_DATA FOR ANALYSIS_.
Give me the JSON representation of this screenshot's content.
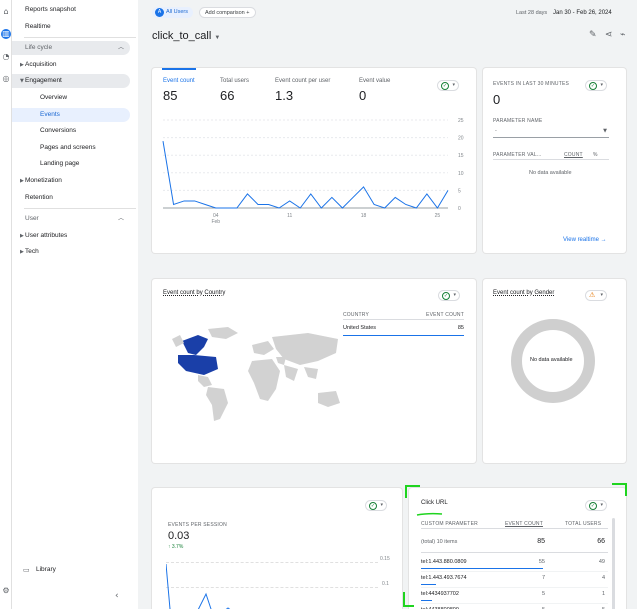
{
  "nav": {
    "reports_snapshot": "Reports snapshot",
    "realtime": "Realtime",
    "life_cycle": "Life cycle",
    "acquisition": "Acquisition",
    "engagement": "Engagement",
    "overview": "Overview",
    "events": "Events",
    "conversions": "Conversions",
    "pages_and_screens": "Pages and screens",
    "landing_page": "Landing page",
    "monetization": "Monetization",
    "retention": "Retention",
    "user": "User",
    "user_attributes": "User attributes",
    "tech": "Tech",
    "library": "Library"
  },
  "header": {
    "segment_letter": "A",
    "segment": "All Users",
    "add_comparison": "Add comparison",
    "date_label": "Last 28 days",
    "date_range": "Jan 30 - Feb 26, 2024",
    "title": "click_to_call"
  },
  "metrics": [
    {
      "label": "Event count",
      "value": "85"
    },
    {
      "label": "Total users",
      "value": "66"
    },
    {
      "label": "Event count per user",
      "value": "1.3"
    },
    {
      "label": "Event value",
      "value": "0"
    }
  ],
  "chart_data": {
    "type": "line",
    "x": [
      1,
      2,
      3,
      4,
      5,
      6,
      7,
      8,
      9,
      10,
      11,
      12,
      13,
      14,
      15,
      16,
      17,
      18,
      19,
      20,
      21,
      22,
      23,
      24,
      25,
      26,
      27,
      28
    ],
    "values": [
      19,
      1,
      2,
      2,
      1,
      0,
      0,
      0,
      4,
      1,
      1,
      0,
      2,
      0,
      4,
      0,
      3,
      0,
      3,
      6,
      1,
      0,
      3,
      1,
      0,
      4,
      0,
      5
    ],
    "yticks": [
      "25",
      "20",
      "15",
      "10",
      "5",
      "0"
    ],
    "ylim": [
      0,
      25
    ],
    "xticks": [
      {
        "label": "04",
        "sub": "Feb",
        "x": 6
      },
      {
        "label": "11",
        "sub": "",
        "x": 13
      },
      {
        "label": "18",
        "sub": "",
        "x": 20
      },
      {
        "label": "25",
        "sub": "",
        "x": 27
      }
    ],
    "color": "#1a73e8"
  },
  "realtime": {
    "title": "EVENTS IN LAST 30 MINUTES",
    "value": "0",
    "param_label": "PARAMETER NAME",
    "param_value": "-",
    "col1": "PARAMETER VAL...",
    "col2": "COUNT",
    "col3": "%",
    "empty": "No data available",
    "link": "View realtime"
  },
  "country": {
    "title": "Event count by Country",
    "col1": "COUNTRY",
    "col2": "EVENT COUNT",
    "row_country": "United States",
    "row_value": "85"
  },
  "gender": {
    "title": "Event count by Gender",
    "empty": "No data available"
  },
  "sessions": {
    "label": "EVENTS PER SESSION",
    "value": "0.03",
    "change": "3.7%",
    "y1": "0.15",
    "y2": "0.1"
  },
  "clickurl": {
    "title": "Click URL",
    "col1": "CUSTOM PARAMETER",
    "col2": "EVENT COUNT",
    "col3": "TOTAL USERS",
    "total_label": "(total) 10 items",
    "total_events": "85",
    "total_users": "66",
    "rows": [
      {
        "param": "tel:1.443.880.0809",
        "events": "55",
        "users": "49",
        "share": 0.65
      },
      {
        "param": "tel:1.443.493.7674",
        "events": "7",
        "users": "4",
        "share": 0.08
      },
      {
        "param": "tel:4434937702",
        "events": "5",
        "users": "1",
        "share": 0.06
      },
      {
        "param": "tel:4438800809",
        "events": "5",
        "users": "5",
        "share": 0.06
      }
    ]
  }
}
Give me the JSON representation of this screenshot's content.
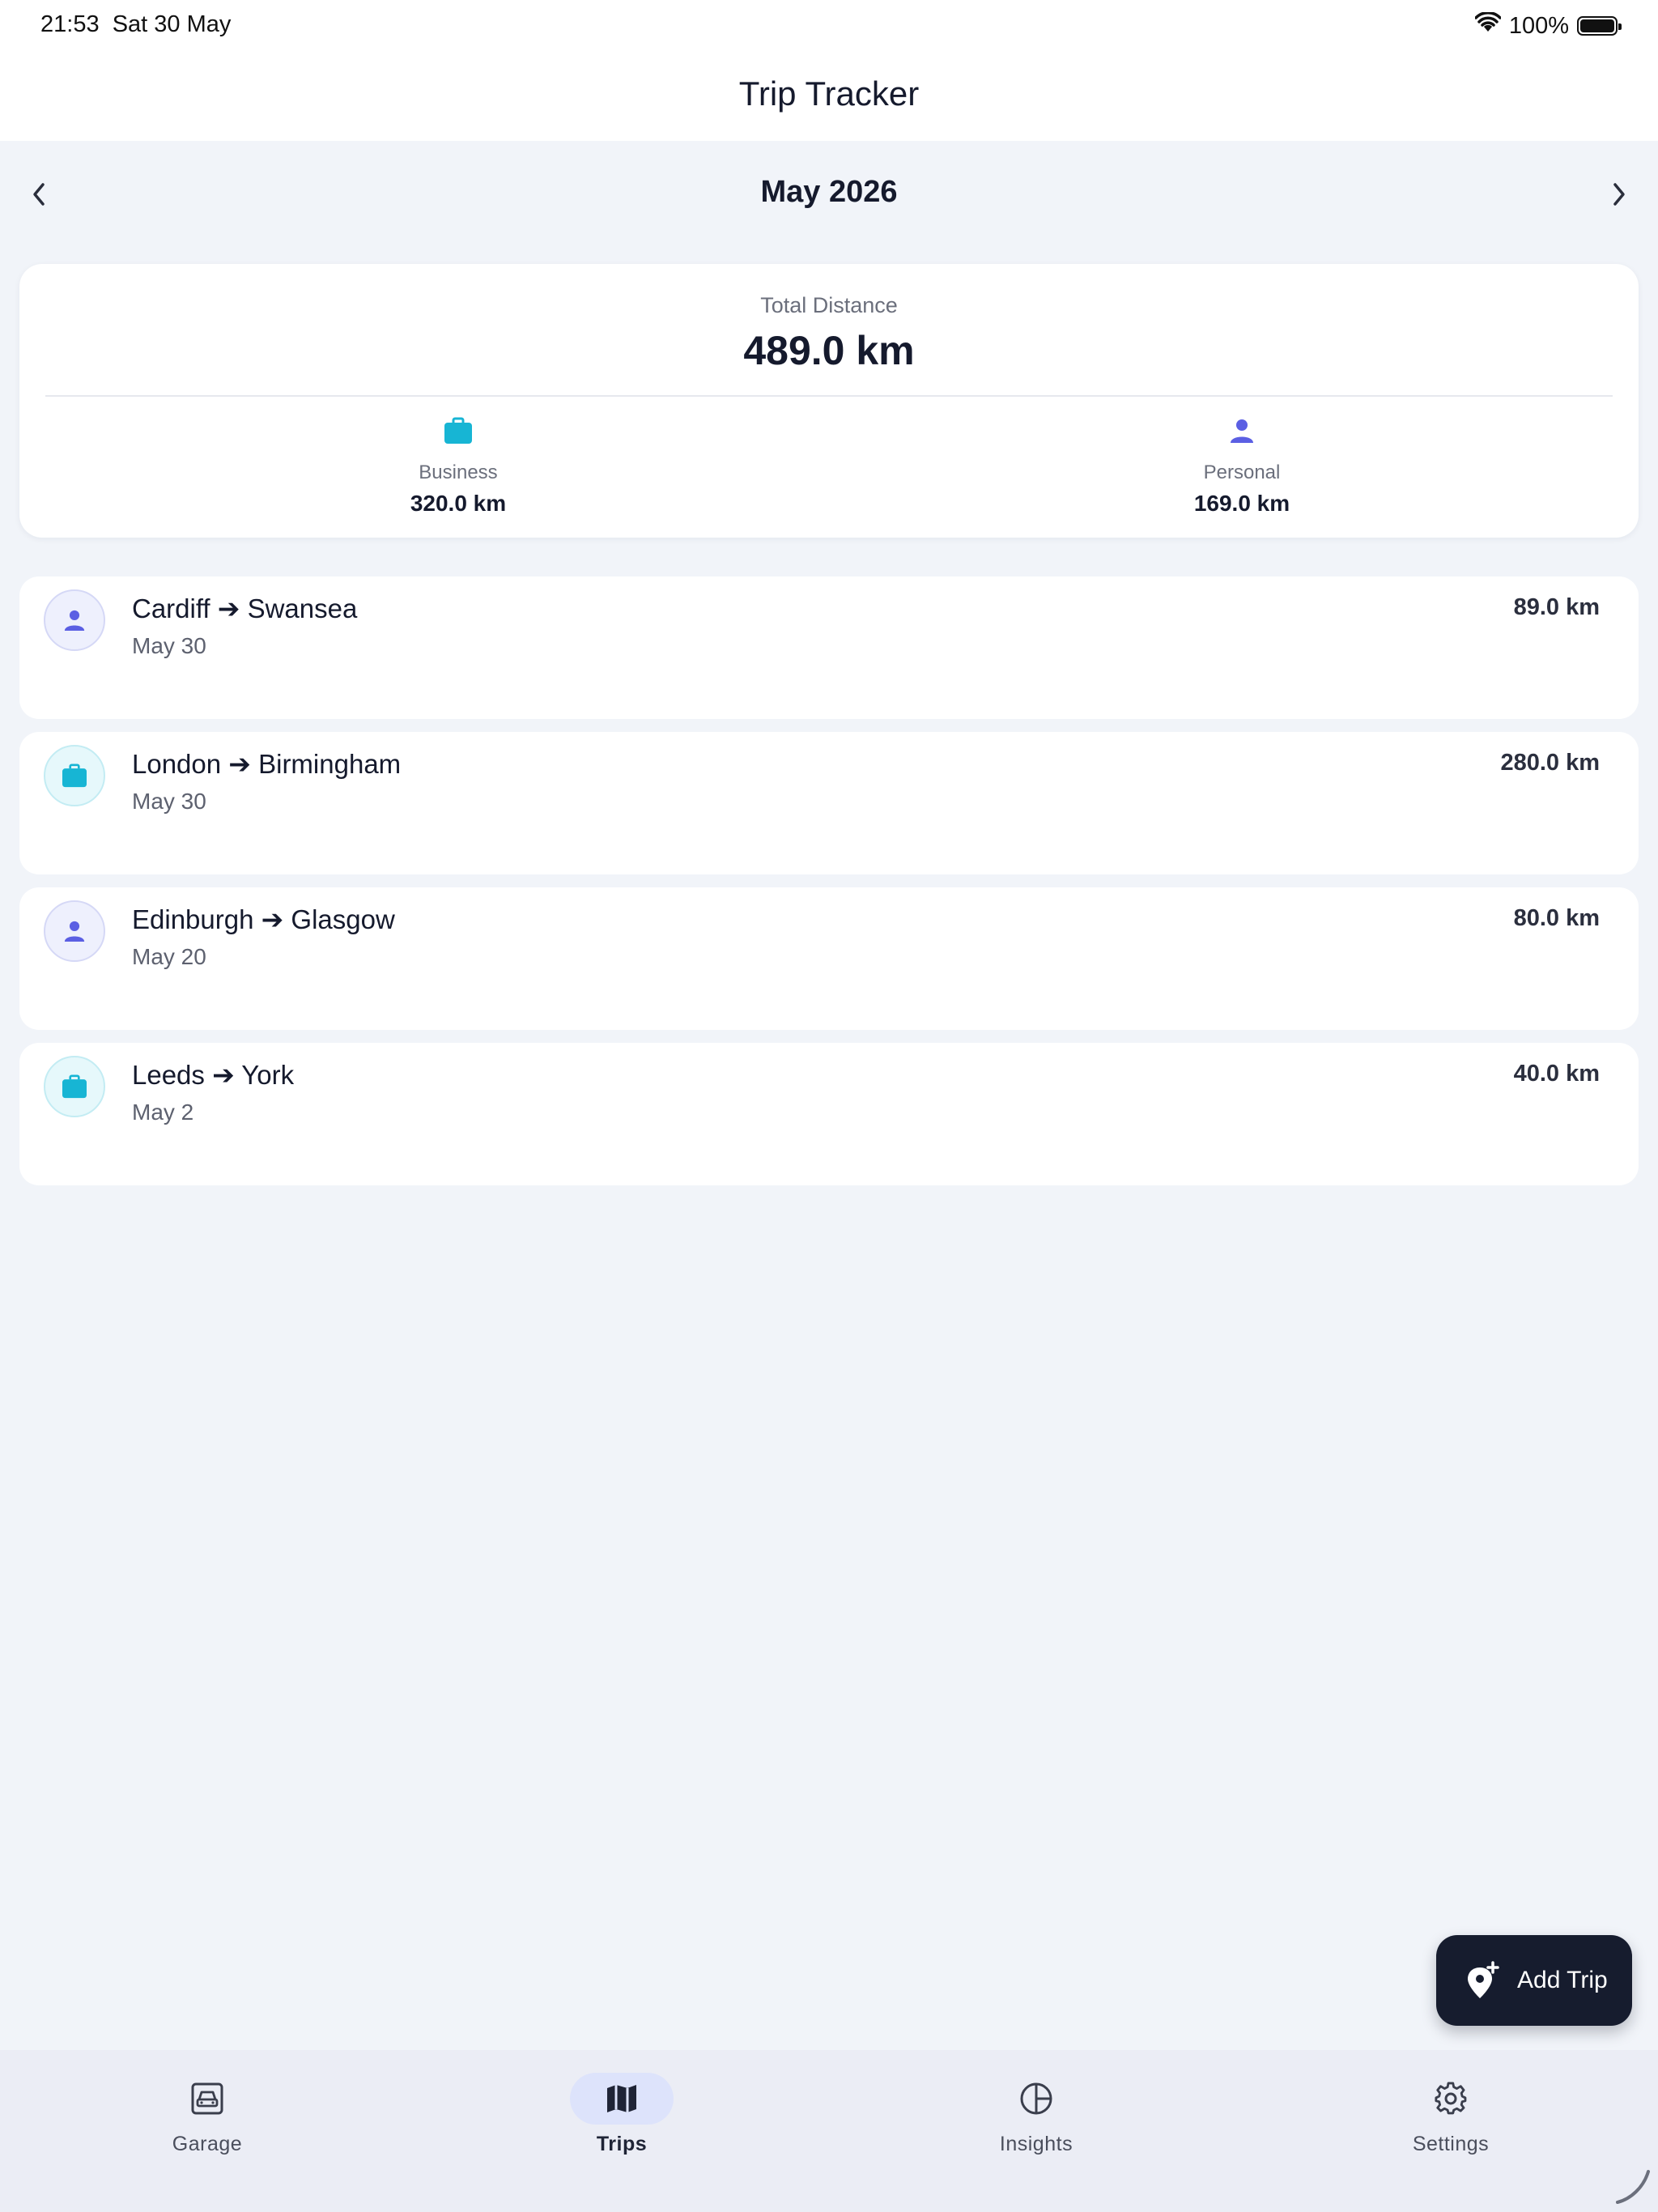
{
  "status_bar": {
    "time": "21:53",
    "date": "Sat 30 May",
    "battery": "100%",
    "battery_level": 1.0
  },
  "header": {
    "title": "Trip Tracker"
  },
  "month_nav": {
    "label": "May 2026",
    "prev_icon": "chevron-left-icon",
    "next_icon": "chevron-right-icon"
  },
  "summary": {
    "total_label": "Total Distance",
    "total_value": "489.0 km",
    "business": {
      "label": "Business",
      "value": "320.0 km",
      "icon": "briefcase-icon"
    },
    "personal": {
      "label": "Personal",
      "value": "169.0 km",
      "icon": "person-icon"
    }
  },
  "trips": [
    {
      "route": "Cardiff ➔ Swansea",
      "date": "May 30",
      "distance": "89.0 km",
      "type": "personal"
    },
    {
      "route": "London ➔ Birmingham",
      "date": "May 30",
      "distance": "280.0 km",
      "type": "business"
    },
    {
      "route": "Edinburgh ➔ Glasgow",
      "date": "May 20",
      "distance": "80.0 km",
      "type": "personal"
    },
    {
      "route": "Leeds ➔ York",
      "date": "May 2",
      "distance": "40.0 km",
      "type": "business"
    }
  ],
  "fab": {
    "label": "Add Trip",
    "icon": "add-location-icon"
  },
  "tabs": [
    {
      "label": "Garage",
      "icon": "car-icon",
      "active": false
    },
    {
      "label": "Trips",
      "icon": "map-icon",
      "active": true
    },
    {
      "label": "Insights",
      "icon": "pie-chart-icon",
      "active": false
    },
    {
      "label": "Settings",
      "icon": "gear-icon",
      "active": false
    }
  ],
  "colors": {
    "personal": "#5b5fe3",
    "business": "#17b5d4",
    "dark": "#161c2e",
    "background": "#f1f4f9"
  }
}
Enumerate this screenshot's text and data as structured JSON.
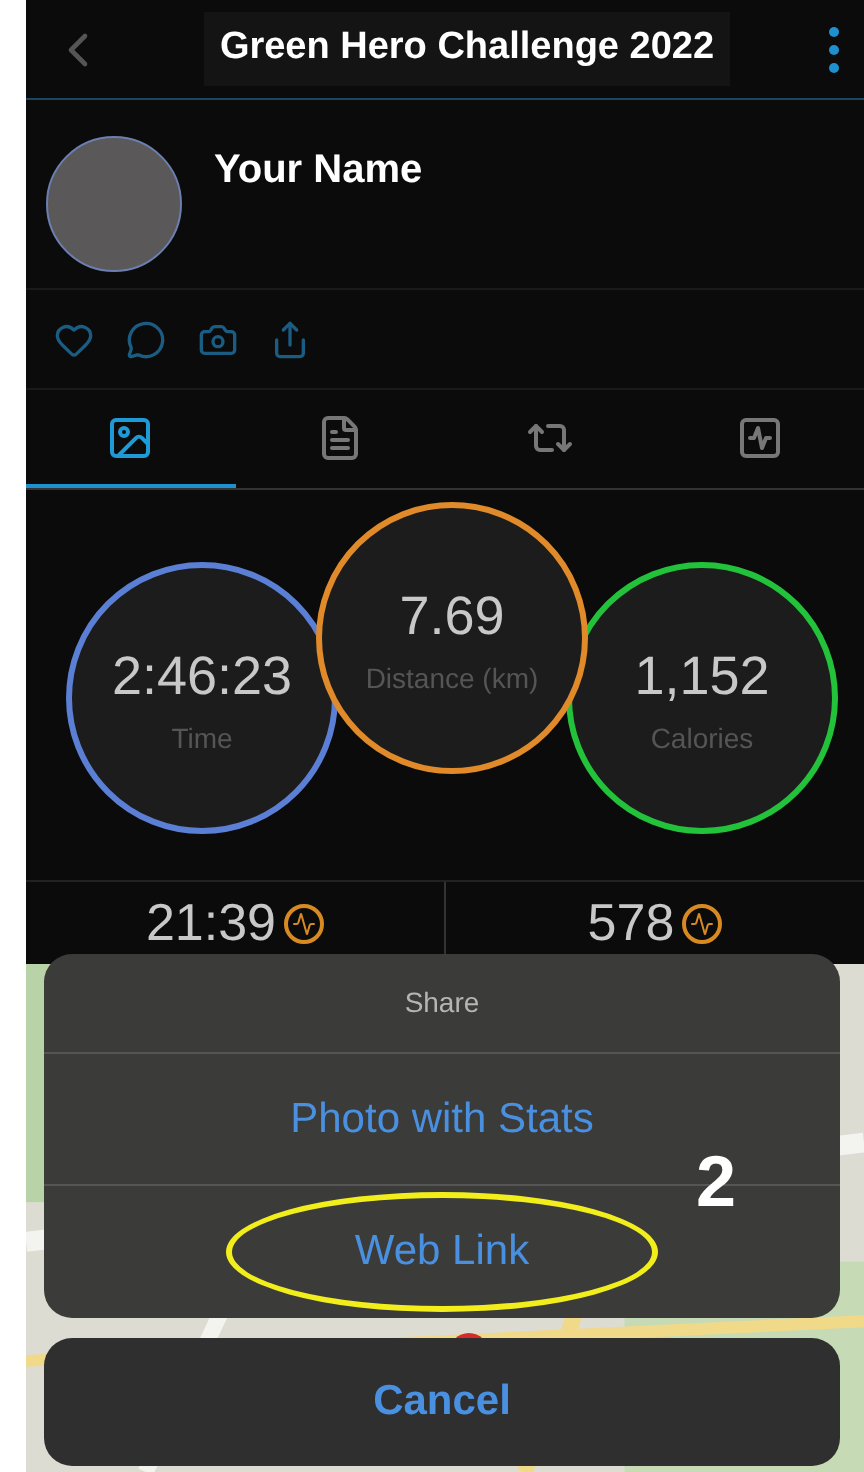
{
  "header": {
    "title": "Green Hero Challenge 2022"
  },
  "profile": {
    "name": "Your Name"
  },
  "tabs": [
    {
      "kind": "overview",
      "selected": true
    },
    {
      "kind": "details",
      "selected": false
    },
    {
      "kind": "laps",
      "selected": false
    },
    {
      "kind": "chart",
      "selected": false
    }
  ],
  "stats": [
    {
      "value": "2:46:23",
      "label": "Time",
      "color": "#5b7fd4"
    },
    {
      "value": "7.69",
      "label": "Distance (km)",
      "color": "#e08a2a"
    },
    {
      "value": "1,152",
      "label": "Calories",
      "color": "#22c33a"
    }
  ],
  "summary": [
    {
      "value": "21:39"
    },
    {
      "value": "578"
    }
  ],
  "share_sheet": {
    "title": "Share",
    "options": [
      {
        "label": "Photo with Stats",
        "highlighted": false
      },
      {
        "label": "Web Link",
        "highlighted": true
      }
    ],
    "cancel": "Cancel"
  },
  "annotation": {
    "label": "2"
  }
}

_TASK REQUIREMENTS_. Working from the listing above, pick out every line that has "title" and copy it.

_WRITTEN ANSWER_.
    "title": "click_to_call"
    "title": "EVENTS IN LAST 30 MINUTES",
    "title": "Event count by Country",
    "title": "Event count by Gender",
    "title": "Click URL",
    "title": "Trip Tracker"
    "title": "Green Hero Challenge 2022"
    "title": "Share",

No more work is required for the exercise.